▶ **EXERCISE BRIEF**:
Look for "CECI" in the records and copy every line that has it.

(Beginning of DATA FOR THE TASK)

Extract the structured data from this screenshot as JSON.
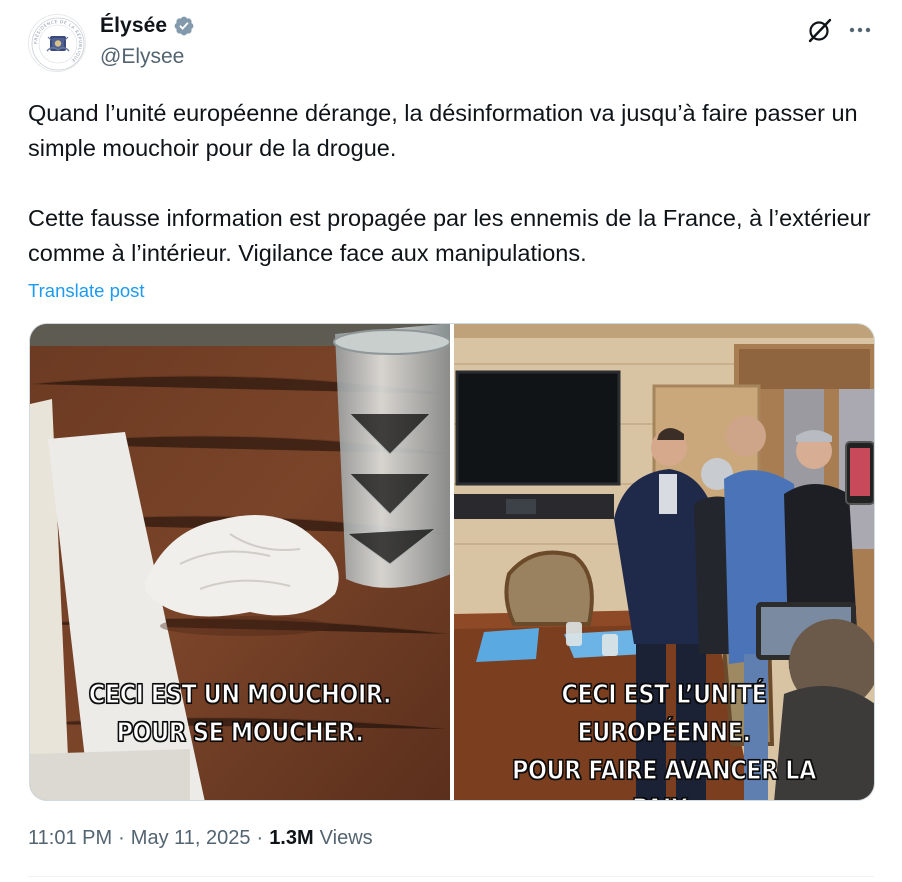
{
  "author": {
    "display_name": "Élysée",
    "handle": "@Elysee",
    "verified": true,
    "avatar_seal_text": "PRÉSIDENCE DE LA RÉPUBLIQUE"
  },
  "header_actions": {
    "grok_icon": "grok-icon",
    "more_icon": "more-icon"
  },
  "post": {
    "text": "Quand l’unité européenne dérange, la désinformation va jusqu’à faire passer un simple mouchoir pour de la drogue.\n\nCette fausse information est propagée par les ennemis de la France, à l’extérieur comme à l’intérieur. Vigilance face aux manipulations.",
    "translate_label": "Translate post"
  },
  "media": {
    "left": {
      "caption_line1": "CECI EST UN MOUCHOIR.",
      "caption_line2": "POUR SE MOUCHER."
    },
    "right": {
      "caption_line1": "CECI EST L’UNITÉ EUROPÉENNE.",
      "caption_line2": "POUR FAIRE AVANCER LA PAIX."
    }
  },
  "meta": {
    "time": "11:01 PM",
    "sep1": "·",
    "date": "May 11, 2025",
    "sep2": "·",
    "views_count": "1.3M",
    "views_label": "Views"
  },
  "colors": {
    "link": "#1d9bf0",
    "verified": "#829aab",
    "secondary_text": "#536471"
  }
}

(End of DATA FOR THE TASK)

▶ **ANSWER TO THIS TASK**:
      "caption_line1": "CECI EST UN MOUCHOIR.",
      "caption_line1": "CECI EST L’UNITÉ EUROPÉENNE.",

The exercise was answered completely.